Work order
Every line of the entries below that mentions "Approver" is to be copied out.

Information
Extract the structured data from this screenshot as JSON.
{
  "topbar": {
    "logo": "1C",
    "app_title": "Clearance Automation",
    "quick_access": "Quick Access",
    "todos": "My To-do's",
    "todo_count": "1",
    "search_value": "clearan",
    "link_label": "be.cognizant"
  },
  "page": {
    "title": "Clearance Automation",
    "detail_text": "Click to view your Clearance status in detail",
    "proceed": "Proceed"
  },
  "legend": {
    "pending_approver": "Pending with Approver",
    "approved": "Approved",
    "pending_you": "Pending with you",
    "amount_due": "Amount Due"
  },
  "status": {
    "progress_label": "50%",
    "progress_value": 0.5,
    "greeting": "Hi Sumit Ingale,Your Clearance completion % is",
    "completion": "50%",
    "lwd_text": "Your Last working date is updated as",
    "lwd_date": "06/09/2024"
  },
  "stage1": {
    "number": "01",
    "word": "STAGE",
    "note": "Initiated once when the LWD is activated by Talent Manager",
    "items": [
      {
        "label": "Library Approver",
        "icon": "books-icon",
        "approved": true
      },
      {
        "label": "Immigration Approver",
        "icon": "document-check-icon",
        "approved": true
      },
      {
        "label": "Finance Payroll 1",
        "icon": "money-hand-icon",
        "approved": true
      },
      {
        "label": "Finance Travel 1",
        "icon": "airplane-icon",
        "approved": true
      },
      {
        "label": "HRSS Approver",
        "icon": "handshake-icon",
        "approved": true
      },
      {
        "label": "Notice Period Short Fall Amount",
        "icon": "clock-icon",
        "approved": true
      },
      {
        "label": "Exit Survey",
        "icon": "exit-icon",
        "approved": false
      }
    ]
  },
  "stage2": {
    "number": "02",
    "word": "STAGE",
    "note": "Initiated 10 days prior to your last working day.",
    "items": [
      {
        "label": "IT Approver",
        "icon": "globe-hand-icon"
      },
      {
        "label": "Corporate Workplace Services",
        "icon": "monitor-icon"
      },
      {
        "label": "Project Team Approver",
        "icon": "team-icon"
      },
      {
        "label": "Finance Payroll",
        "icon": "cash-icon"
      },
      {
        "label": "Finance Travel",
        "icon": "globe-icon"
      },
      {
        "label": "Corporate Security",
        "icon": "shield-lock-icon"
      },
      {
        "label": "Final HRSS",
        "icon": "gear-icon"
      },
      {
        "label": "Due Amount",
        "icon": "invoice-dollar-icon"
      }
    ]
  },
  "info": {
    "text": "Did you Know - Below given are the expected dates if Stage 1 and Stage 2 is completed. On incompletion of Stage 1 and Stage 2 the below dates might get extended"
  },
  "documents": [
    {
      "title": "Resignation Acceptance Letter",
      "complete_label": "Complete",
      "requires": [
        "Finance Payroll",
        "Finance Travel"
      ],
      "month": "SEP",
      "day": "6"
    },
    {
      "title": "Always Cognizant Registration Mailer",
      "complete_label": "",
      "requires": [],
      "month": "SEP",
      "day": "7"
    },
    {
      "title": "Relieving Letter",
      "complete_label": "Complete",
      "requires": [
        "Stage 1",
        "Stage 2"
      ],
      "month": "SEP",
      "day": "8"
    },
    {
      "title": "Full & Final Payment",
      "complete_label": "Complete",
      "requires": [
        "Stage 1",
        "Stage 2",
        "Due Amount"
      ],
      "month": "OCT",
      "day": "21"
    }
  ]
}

Solved problem
    "pending_approver": "Pending with Approver",
        "label": "Library Approver",
        "label": "Immigration Approver",
        "label": "HRSS Approver",
        "label": "IT Approver",
        "label": "Project Team Approver",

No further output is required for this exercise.